“All I wanted as a mom was to fix it. What can I do to fix it? And there was nothing I could do,” the former Bravo star said in the joint interview.
“Once she hit 18, it was becoming harder. I wanted to fix it. She wanted to be left alone. There was definitely a power struggle, I would say. [She] wanted to do it [her] way, I wanted to do it my way,” Braunwyn said.
Rowan shared that while she initially resisted her mother’s help, she now has a better understanding of her feelings.
“When you’re a parent and you see a kid who hasn’t eaten for, like, 30 days, is 25 pounds underweight than they should [be], literally on the brink of death, and can’t even eat a single vegetable, that’s scary,” Rowan told the outlet.
Braunwyn and her daughter admitted that they sometimes engaged in explosive verbal fights over food, and referenced one particular exchange that spilled over into social media. Rowan explained that her mom’s plea that she “eat a f—king vegetable,” haunted her into her high school years.
“It was her first time dealing with this,” explained Rowan. “So, obviously [she] didn’t know how to deal with it; I didn’t know how to deal with it.”
Braunwyn became emotional during the conversation about her daughter’s battle with body image.

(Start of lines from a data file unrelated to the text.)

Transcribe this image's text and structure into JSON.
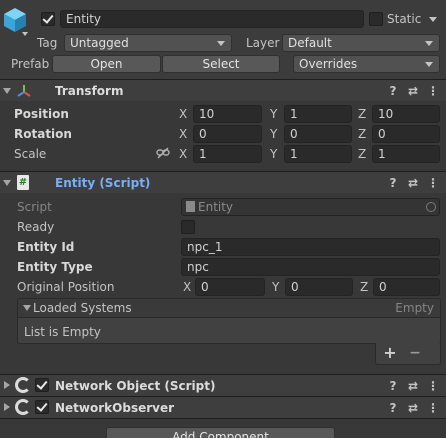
{
  "gameobject": {
    "active": true,
    "name": "Entity",
    "static_label": "Static",
    "static_checked": false,
    "tag_label": "Tag",
    "tag_value": "Untagged",
    "layer_label": "Layer",
    "layer_value": "Default",
    "prefab_label": "Prefab",
    "open_label": "Open",
    "select_label": "Select",
    "overrides_label": "Overrides"
  },
  "transform": {
    "title": "Transform",
    "position_label": "Position",
    "rotation_label": "Rotation",
    "scale_label": "Scale",
    "x": "X",
    "y": "Y",
    "z": "Z",
    "position": {
      "x": "10",
      "y": "1",
      "z": "10"
    },
    "rotation": {
      "x": "0",
      "y": "0",
      "z": "0"
    },
    "scale": {
      "x": "1",
      "y": "1",
      "z": "1"
    }
  },
  "entity_script": {
    "title": "Entity (Script)",
    "script_label": "Script",
    "script_value": "Entity",
    "ready_label": "Ready",
    "ready_checked": false,
    "entity_id_label": "Entity Id",
    "entity_id_value": "npc_1",
    "entity_type_label": "Entity Type",
    "entity_type_value": "npc",
    "original_position_label": "Original Position",
    "original_position": {
      "x": "0",
      "y": "0",
      "z": "0"
    },
    "loaded_systems_label": "Loaded Systems",
    "loaded_systems_state": "Empty",
    "list_empty_text": "List is Empty",
    "add_glyph": "+",
    "remove_glyph": "−"
  },
  "components": [
    {
      "title": "Network Object (Script)",
      "enabled": true
    },
    {
      "title": "NetworkObserver",
      "enabled": true
    }
  ],
  "add_component_label": "Add Component",
  "icons": {
    "help": "?",
    "presets": "⇄",
    "menu": "⋮"
  }
}
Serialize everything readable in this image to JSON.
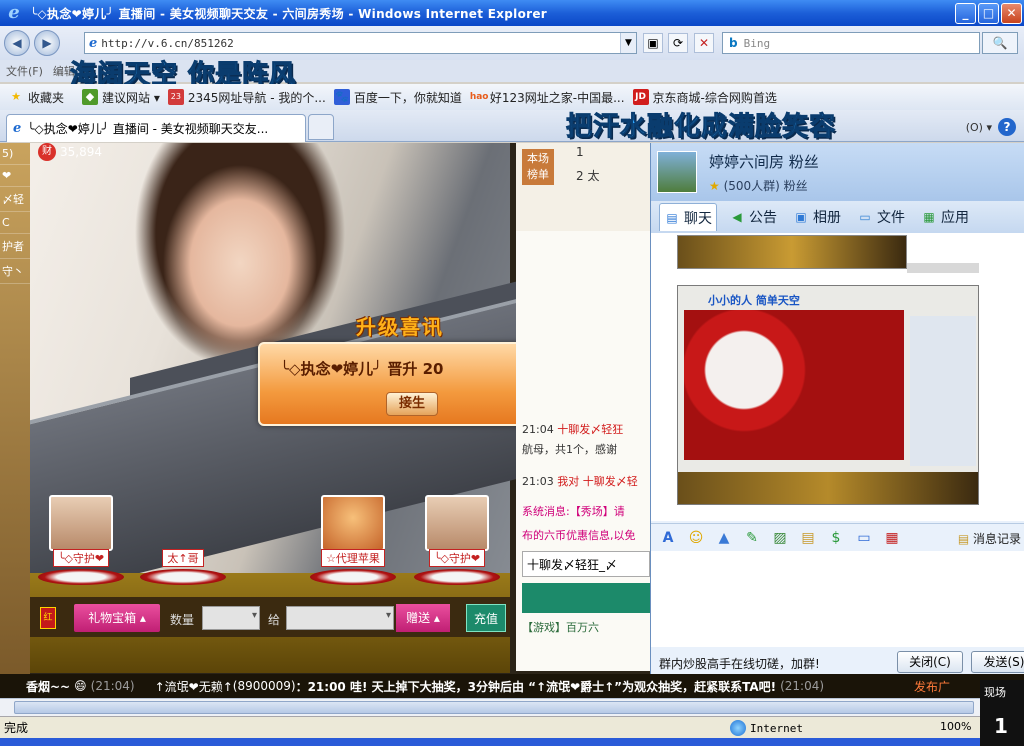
{
  "window": {
    "title": "╰◇执念❤婷儿╯ 直播间 - 美女视频聊天交友 - 六间房秀场 - Windows Internet Explorer",
    "buttons": {
      "minimize": "_",
      "maximize": "□",
      "close": "✕"
    }
  },
  "nav": {
    "back": "◀",
    "forward": "▶",
    "url": "http://v.6.cn/851262",
    "search_placeholder": "Bing",
    "search_button": "🔍"
  },
  "menu": {
    "items": [
      "文件(F)",
      "编辑(E)"
    ]
  },
  "overlay": {
    "line1": "海阔天空 你是阵风",
    "line2": "把汗水融化成满脸笑容"
  },
  "favorites": {
    "items": [
      {
        "label": "收藏夹",
        "icon": "star-icon",
        "color": "#f2b800"
      },
      {
        "label": "建议网站 ▾",
        "icon": "suggest-icon",
        "color": "#4f9a2a"
      },
      {
        "label": "2345网址导航 - 我的个...",
        "icon": "2345-icon",
        "color": "#d23b3b"
      },
      {
        "label": "百度一下，你就知道",
        "icon": "baidu-icon",
        "color": "#2f5ed8"
      },
      {
        "label": "好123网址之家-中国最...",
        "icon": "hao-icon",
        "color": "#e85d1c"
      },
      {
        "label": "京东商城-综合网购首选",
        "icon": "jd-icon",
        "color": "#d11d1d"
      }
    ]
  },
  "tabs": {
    "active": "╰◇执念❤婷儿╯ 直播间 - 美女视频聊天交友...",
    "right_label": "(O) ▾",
    "help": "?"
  },
  "room": {
    "left_strip": [
      "5)",
      "❤",
      "〆轻",
      "C",
      "护者",
      "守丶"
    ],
    "fans_count": "35,894",
    "upgrade_title": "升级喜讯",
    "upgrade_message": "╰◇执念❤婷儿╯  晋升 20",
    "upgrade_button": "接生",
    "guards": [
      {
        "name": "╰◇守护❤",
        "style": "photo"
      },
      {
        "name": "太↑哥",
        "style": "empty"
      },
      {
        "name": "☆代理苹果",
        "style": "cartoon"
      },
      {
        "name": "╰◇守护❤",
        "style": "photo"
      }
    ],
    "giftbar": {
      "red_packet": "红",
      "gift_box": "礼物宝箱 ▴",
      "quantity_label": "数量",
      "to_label": "给",
      "send": "赠送 ▴",
      "recharge": "充值"
    },
    "rank": {
      "tab": "本场榜单",
      "rows": [
        {
          "n": "1",
          "name": ""
        },
        {
          "n": "2",
          "name": "太"
        }
      ]
    },
    "chat": [
      {
        "time": "21:04",
        "text": "十聊发〆轻狂"
      },
      {
        "time": "",
        "text": "航母，共1个，感谢"
      },
      {
        "time": "21:03",
        "text": "我对 十聊发〆轻"
      },
      {
        "time": "",
        "text": "系统消息:【秀场】请"
      },
      {
        "time": "",
        "text": "布的六币优惠信息,以免"
      }
    ],
    "chat_input": "十聊发〆轻狂_〆",
    "game_line": "【游戏】百万六"
  },
  "qq": {
    "title": "婷婷六间房 粉丝",
    "subtitle": "(500人群) 粉丝",
    "tabs": [
      {
        "label": "聊天",
        "icon": "chat-icon"
      },
      {
        "label": "公告",
        "icon": "announce-icon"
      },
      {
        "label": "相册",
        "icon": "album-icon"
      },
      {
        "label": "文件",
        "icon": "folder-icon"
      },
      {
        "label": "应用",
        "icon": "apps-icon"
      }
    ],
    "shot_caption": "小小的人 简单天空",
    "toolbar_history": "消息记录",
    "ad": "群内炒股高手在线切磋，加群!",
    "close_button": "关闭(C)",
    "send_button": "发送(S)"
  },
  "ticker": {
    "user1": "香烟~~",
    "time1": "(21:04)",
    "user2": "↑流氓❤无赖↑",
    "id2": "(8900009)",
    "message": "：21:00 哇! 天上掉下大抽奖，3分钟后由 “↑流氓❤爵士↑”为观众抽奖，赶紧联系TA吧!",
    "time2": "(21:04)",
    "tail": "发布广"
  },
  "status": {
    "done": "完成",
    "zone": "Internet",
    "zoom": "100%",
    "popup_label": "现场",
    "popup_num": "1"
  }
}
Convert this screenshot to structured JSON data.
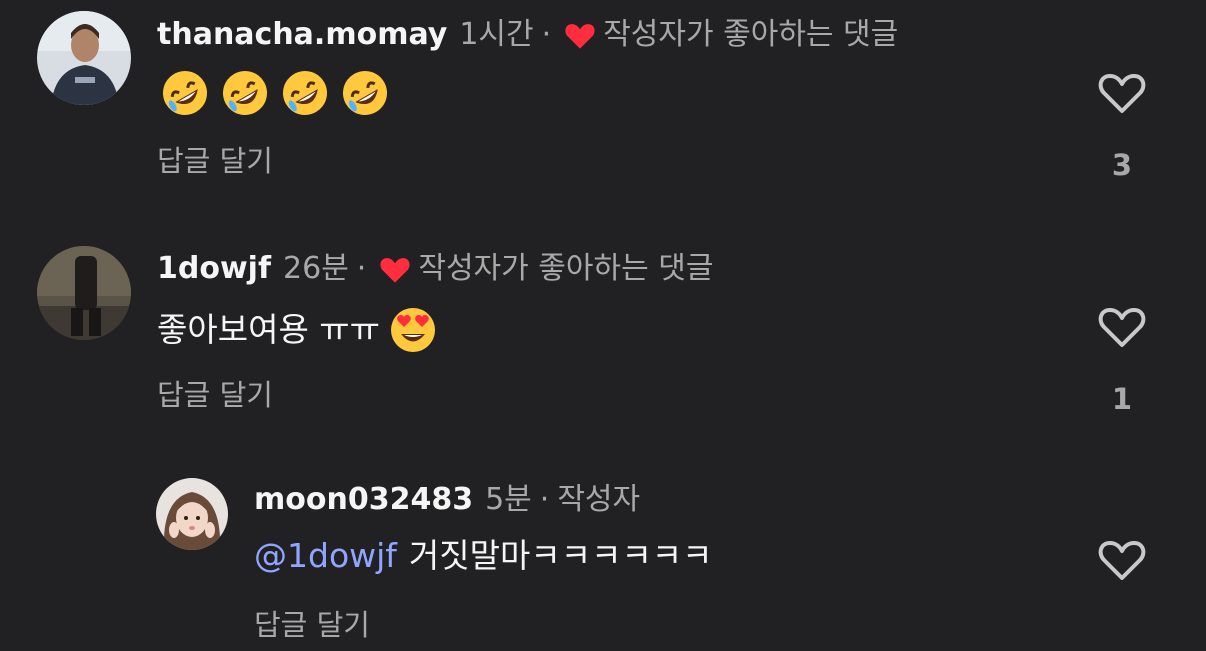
{
  "comments": [
    {
      "username": "thanacha.momay",
      "time": "1시간",
      "separator": "·",
      "creator_liked_label": "작성자가 좋아하는 댓글",
      "body_emojis": [
        "rolling-laughing",
        "rolling-laughing",
        "rolling-laughing",
        "rolling-laughing"
      ],
      "reply_label": "답글 달기",
      "like_count": "3"
    },
    {
      "username": "1dowjf",
      "time": "26분",
      "separator": "·",
      "creator_liked_label": "작성자가 좋아하는 댓글",
      "body_text": "좋아보여용 ㅠㅠ",
      "body_emoji": "heart-eyes",
      "reply_label": "답글 달기",
      "like_count": "1"
    },
    {
      "username": "moon032483",
      "time": "5분",
      "separator": "·",
      "author_label": "작성자",
      "mention": "@1dowjf",
      "body_text": "거짓말마ㅋㅋㅋㅋㅋㅋ",
      "reply_label": "답글 달기"
    }
  ],
  "colors": {
    "background": "#212123",
    "text": "#f5f5f5",
    "dim": "#a8a8a8",
    "heart_red": "#ff2d3d",
    "mention": "#8fa5ff"
  }
}
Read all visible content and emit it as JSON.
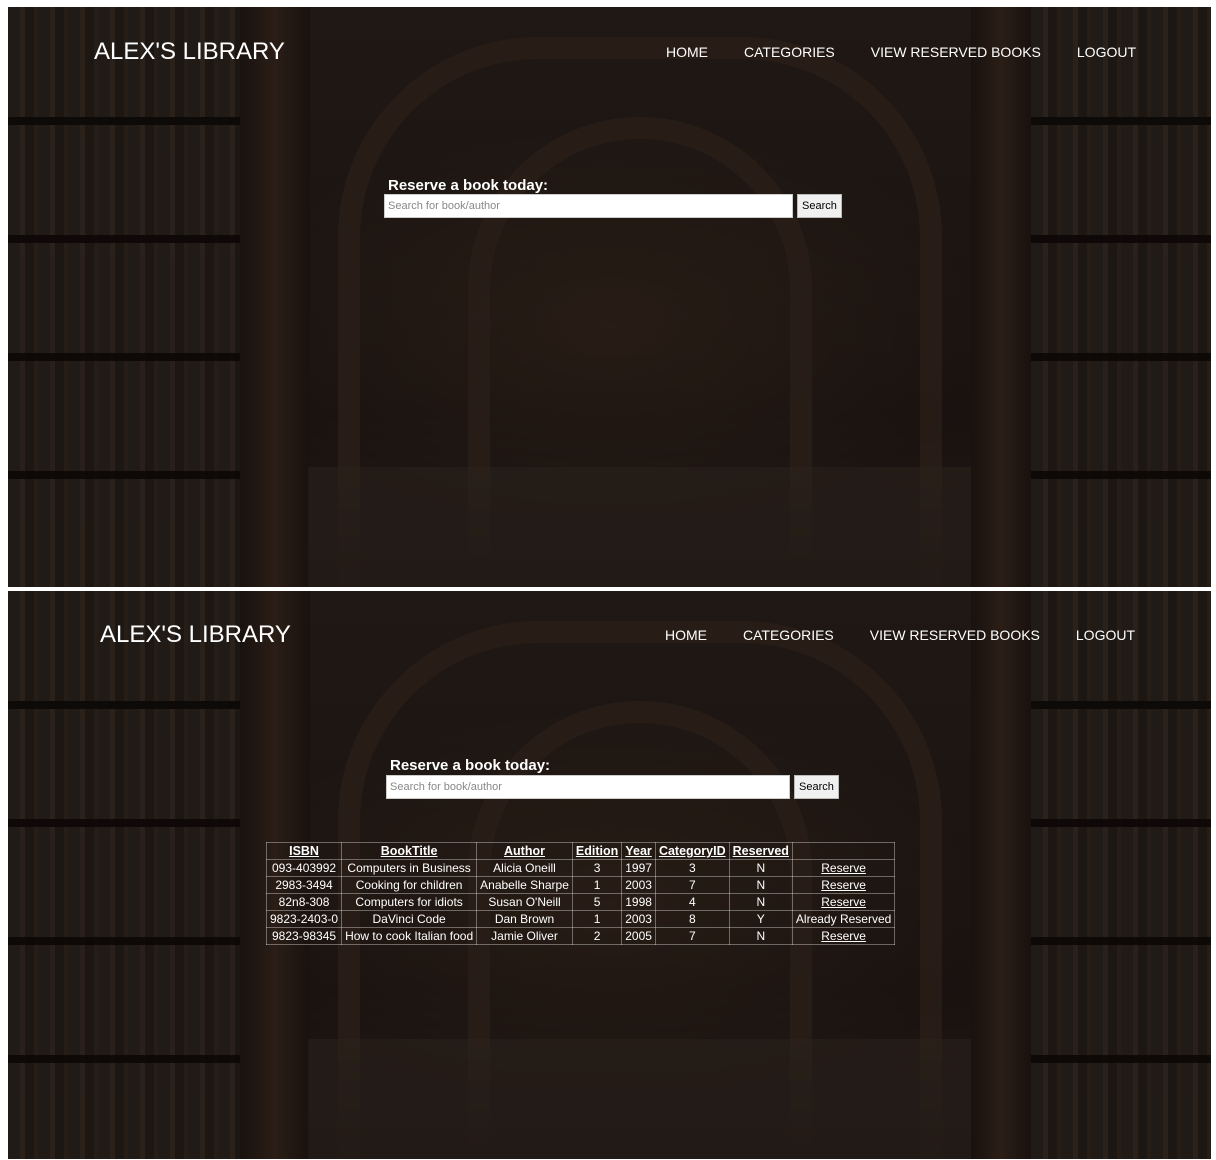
{
  "brand": "ALEX'S LIBRARY",
  "nav": [
    "HOME",
    "CATEGORIES",
    "VIEW RESERVED BOOKS",
    "LOGOUT"
  ],
  "search": {
    "title": "Reserve a book today:",
    "placeholder": "Search for book/author",
    "button": "Search"
  },
  "table": {
    "headers": [
      "ISBN",
      "BookTitle",
      "Author",
      "Edition",
      "Year",
      "CategoryID",
      "Reserved"
    ],
    "rows": [
      {
        "isbn": "093-403992",
        "title": "Computers in Business",
        "author": "Alicia Oneill",
        "edition": "3",
        "year": "1997",
        "category": "3",
        "reserved": "N",
        "action": "Reserve"
      },
      {
        "isbn": "2983-3494",
        "title": "Cooking for children",
        "author": "Anabelle Sharpe",
        "edition": "1",
        "year": "2003",
        "category": "7",
        "reserved": "N",
        "action": "Reserve"
      },
      {
        "isbn": "82n8-308",
        "title": "Computers for idiots",
        "author": "Susan O'Neill",
        "edition": "5",
        "year": "1998",
        "category": "4",
        "reserved": "N",
        "action": "Reserve"
      },
      {
        "isbn": "9823-2403-0",
        "title": "DaVinci Code",
        "author": "Dan Brown",
        "edition": "1",
        "year": "2003",
        "category": "8",
        "reserved": "Y",
        "action": "Already Reserved"
      },
      {
        "isbn": "9823-98345",
        "title": "How to cook Italian food",
        "author": "Jamie Oliver",
        "edition": "2",
        "year": "2005",
        "category": "7",
        "reserved": "N",
        "action": "Reserve"
      }
    ]
  }
}
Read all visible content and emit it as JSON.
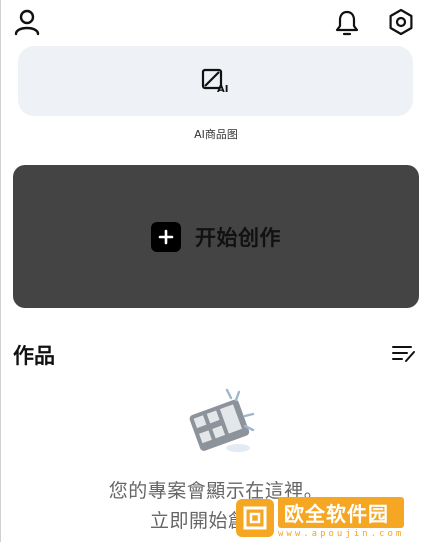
{
  "ai_tool": {
    "label": "AI商品图",
    "badge": "AI"
  },
  "create": {
    "label": "开始创作"
  },
  "works": {
    "title": "作品"
  },
  "empty_state": {
    "line1": "您的專案會顯示在這裡。",
    "line2": "立即開始創作"
  },
  "watermark": {
    "text": "欧全软件园",
    "url": "www.apoujin.com"
  },
  "icons": {
    "profile": "user-icon",
    "notifications": "bell-icon",
    "settings": "gear-icon",
    "ai_tool": "ai-image-icon",
    "create": "plus-icon",
    "sort": "sort-edit-icon",
    "empty": "film-icon"
  },
  "colors": {
    "card_bg": "#eef1f5",
    "create_bg": "#444444",
    "text_secondary": "#666666",
    "watermark": "#f5a623"
  }
}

“I was so afraid we were going to lose her. She was so close to dying,” the Bravo alum said of the daughter she shares with ex-husband, Sean Burke.
Braunwyn revealed that the former competitive dancer would skip meals and exercise for four hours day at the height of her illness.
“I remember begging her to eat this carrot, holding her baby sister who’d just been born, saying, ‘Please eat this for her.’ In her mind, I kicked her out of the house,” Braunwyn recalled.
“In my mind, I sent her [to spend the night away] with Sean because I was so afraid that she wasn’t going to wake up — and I didn’t want her little brothers and sisters to find her [in that state].”
Rowan shared that she believed that she “would have died” if she had not been pushed into treatment, only days later.
“When you’re in the mindset that I was in, being sent away to treatment is the worst thing that can possibly happen to you,” she explained. “But it was actually something that was completely needed.”
Rowan lives in West Hollywood and her mother splits her time between Orange County and NYC, where her girlfriend, Victoria Brito, lives.
“I feel like, with everything that you’ve been through and everything that I’ve been through and the amount of self-growth and development that we’ve both been doing, you’re able to understand me a lot more than you ever have,” Rowan said directly to her mother.
“I’m also able to understand you the most, the most out of everybody in the family because we’re the most similar.”
Braunwyn, who came out as a lesbian during her stint on “Housewives,” inspired Rowan to come out as pansexual. The unique connection has encouraged Braunwyn to share more about her own past issues with her daughter.
“Some of [the stories] are about my sexuality. Some of them are about my own battles with food,” she says. “[Rowan] didn’t realize that I had struggled with a lot of the same things that she did. Although I’ve been open about other parts of my personality, like my addiction with alcohol, my relationship with food was actually the one I had the most shame around and I never shared that.”
Rowan shared that while her current relationship with food is always changing, her overall heath is in a much better place.
“I don’t think that there is a ‘fully recovered’ when it comes to these types of things because it is an everyday battle and struggle,” she said.
“But I definitely am the best that I have been since it started, 100 percent. I am the best and the healthiest, not just physically but mentally, that I have been since I was 15.”
Avigail is an Entertainment blogger at All About The Tea, who specializes in The Real Housewives of Atlanta and The Real Housewives of Potomac. Avigail has a background in marketing. She’s a Brooklynite living in the Bahamas, with a passion for travel, writing, reality TV watching, pop culture and spoken word.